After the initial questioning, Duane returned to his vehicle and spoke with Kenneth Leavell, a K-9 handler with the Kentucky State Police. Leavell was on site with the dog to provide support for the investigation; he was initially parked beside Duane before they started following the Jeep. After speaking to Leavell, Duane returned to the Jeep and asked Salas and Mejia to step out of the vehicle for additional questioning, and Leavell explained to Salas and Mejia that he would conduct a dog sniff.

As Leavell presented the dog to the vehicle, Mejia admitted to having some "personal use" narcotics in the vehicle's sunglass compartment. Id. at PID 1059. Duane then began searching the vehicle's interior and found three bags of suspected cocaine: one postage-stamp-sized bag in the sunglass compartment, a similarly sized bag in the center console, and another, larger bag in the center console that Duane estimated at roughly one-half ounce. Once this suspected contraband was recovered, Duane placed both Salas and Mejia under arrest, and they were transported away from the scene shortly thereafter.

Because the dog signaled the possible presence of narcotics at the driver-side door and underneath the trailer, officers continued searching both the vehicle and trailer. After Duane and other officers secured a search warrant, they moved the vehicle to a more secure location to complete the search. Officers then discovered roughly 6.5 kilograms of cocaine hidden in the trailer's axle. Duane estimated that the entire stop, up to the completion of the dog sniff, lasted roughly twenty minutes. In comparison, Duane testified that his normal traffic stops usually take between fifteen and twenty minutes.

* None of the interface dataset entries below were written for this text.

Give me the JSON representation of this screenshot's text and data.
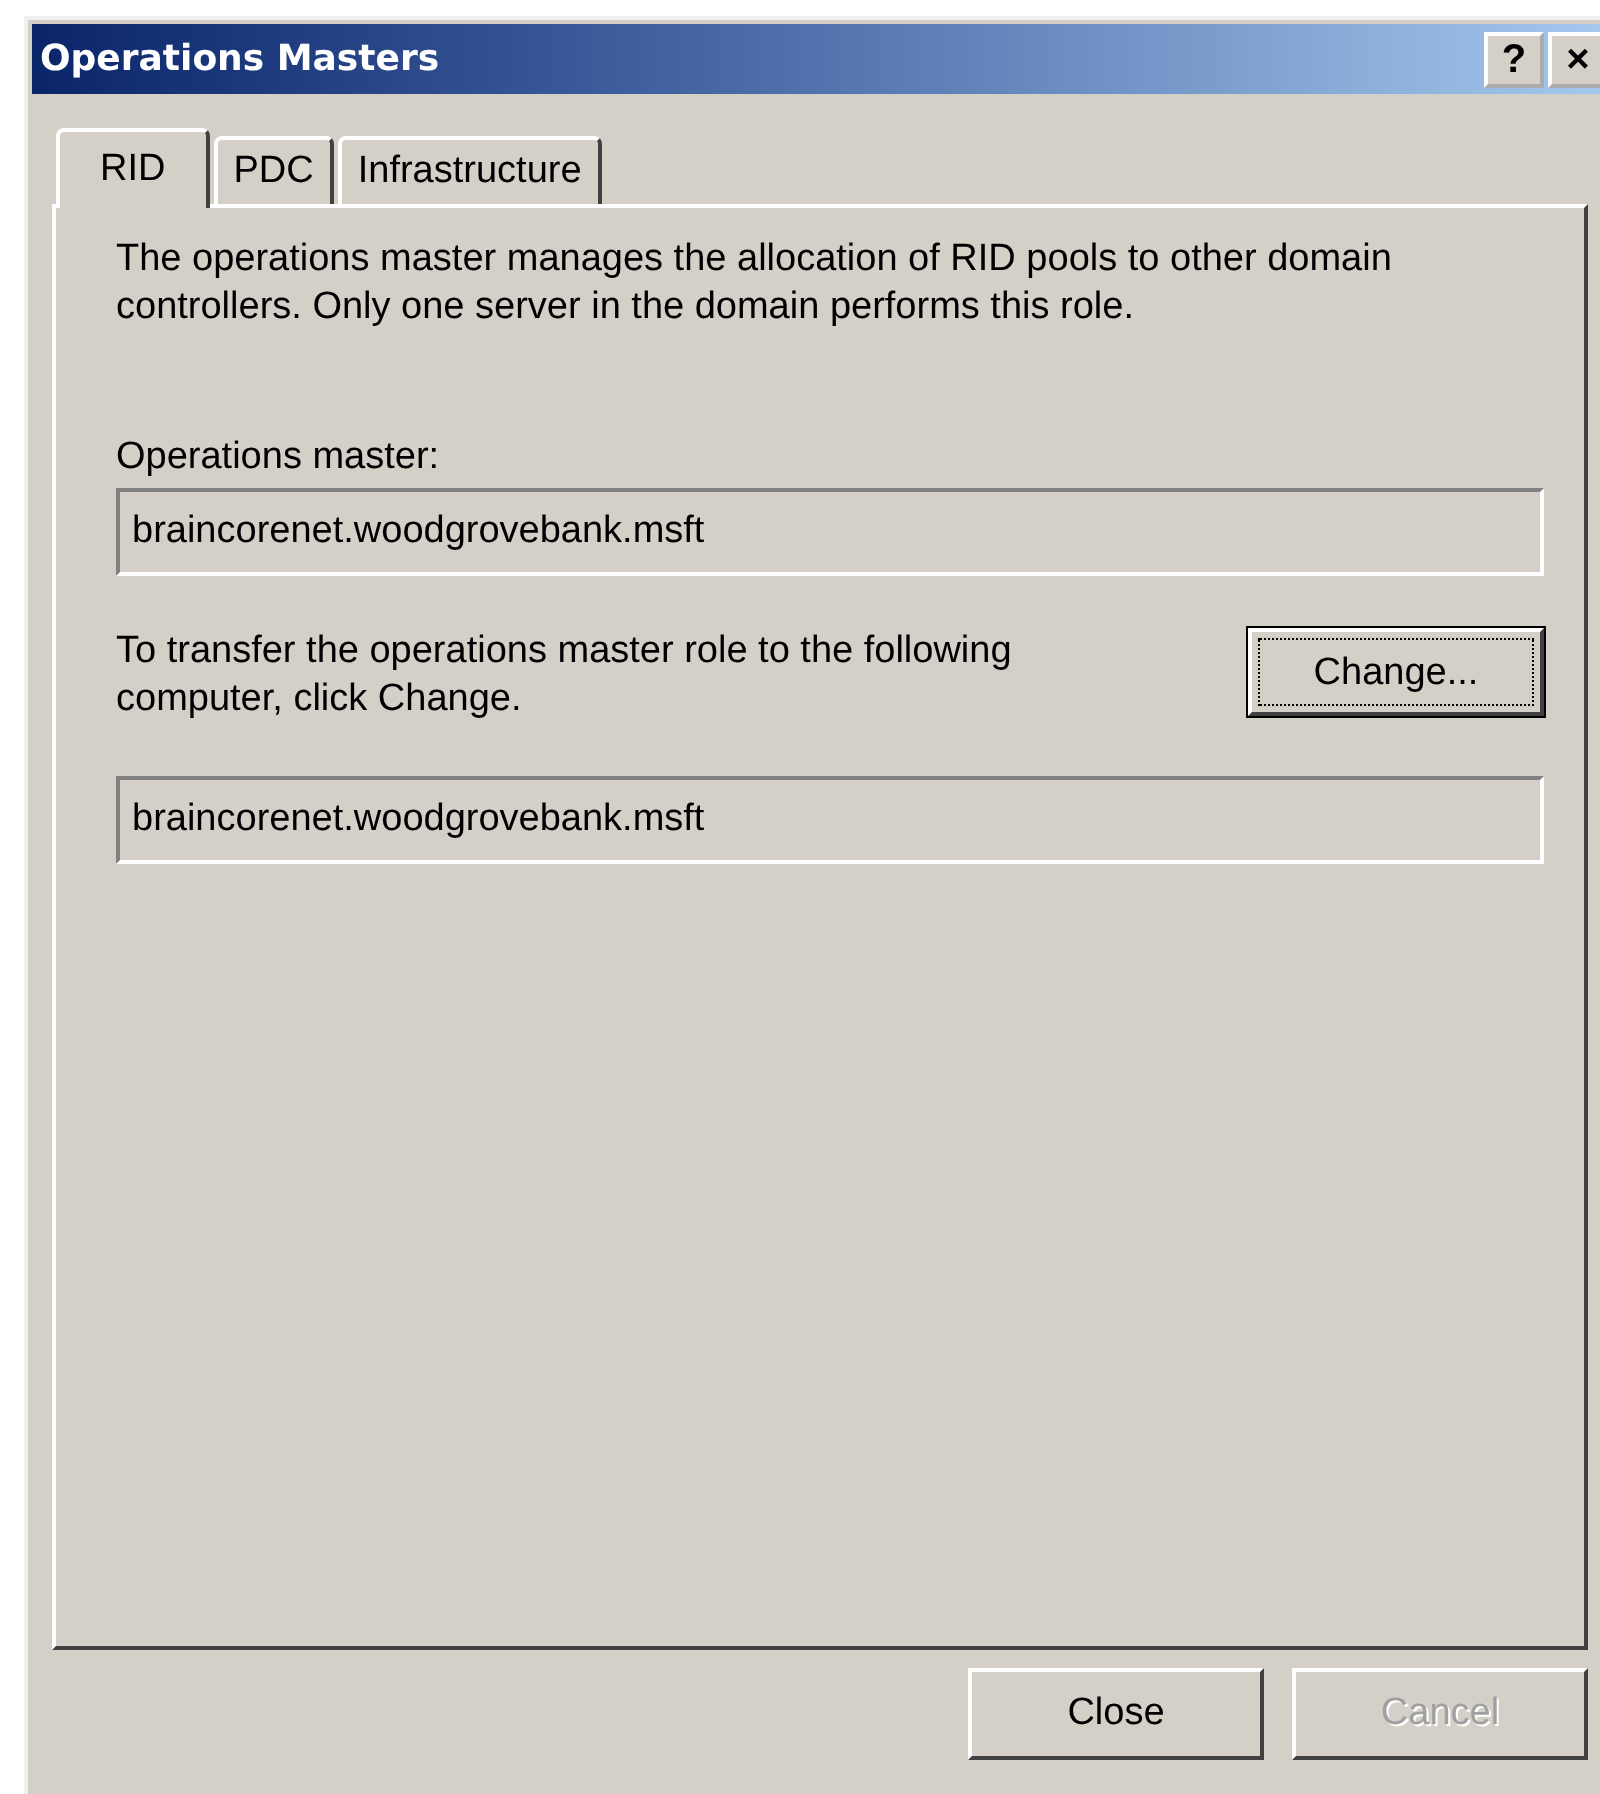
{
  "window": {
    "title": "Operations Masters",
    "help_button": "?",
    "close_button": "×"
  },
  "tabs": [
    {
      "label": "RID",
      "selected": true
    },
    {
      "label": "PDC",
      "selected": false
    },
    {
      "label": "Infrastructure",
      "selected": false
    }
  ],
  "description": "The operations master manages the allocation of RID pools to other domain controllers. Only one server in the domain performs this role.",
  "operations_master": {
    "label": "Operations master:",
    "value": "braincorenet.woodgrovebank.msft"
  },
  "transfer": {
    "text": "To transfer the operations master role to the following computer, click Change.",
    "button": "Change...",
    "value": "braincorenet.woodgrovebank.msft"
  },
  "buttons": [
    {
      "label": "Close",
      "disabled": false
    },
    {
      "label": "Cancel",
      "disabled": true
    }
  ]
}
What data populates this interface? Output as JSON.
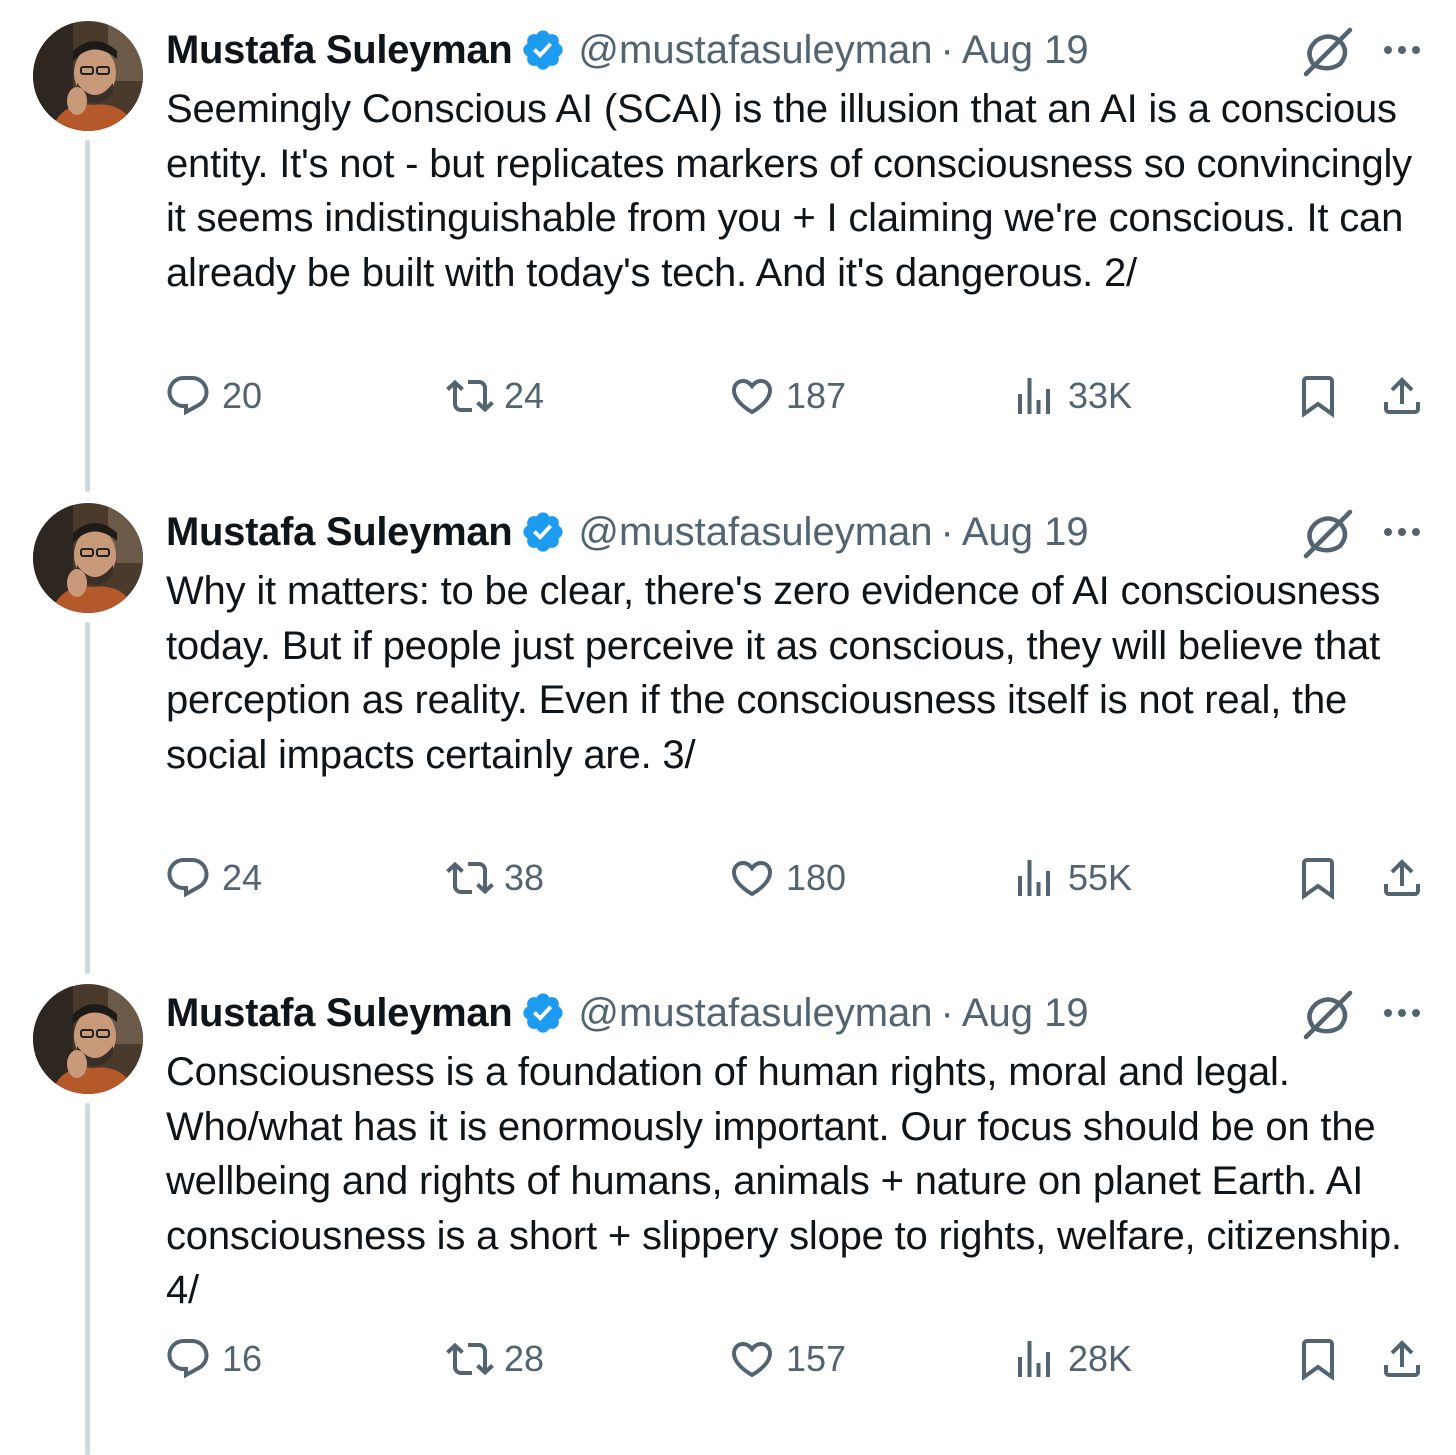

At trial, Mejia testified that his involvement in these events began several months before his arrest, when Salas inquired whether he wanted to make money on an out-of-town construction job. (They were in Arizona at the time.) Mejia then purchased a trailer-the same one in which drugs would later be discovered-using money from Salas. The two subsequently traveled together to a home in Memphis, Tennessee, where they stayed for about a week doing non-specialized drywall and framing work. The Jeep was sitting in the driveway when Salas and Mejia arrived at this Memphis home. Mejia registered the Jeep and trailer under his name using the Memphis home's address. Salas paid for both registrations. Salas also provided Mejia with money to open a bank account in Tennessee, which he needed to register the Jeep. Mejia drove the Jeep back to Arizona, but Mejia and Salas left the trailer in the Memphis home's garage.

Salas contacted Mejia again in May about another unidentified "job" in Memphis. R. 213, PID 1649-50. According to Mejia, he and Salas traveled together to Memphis the second time to "set up to go to Kentucky," though Mejia stated he was unaware of any details other than "to go to Kentucky and show up." Id. at PID 1650-51. During the trip to Lexington, Salas paid for all gas and hotel expenses, and he purchased the air compressor. Salas also told Mejia where to drive. Concerning the traffic stop, Mejia testified that Salas was the one who came up with the story about helping an aunt with drywall. Mejia further asserted he had no...

To continue reading

FREE SIGN UP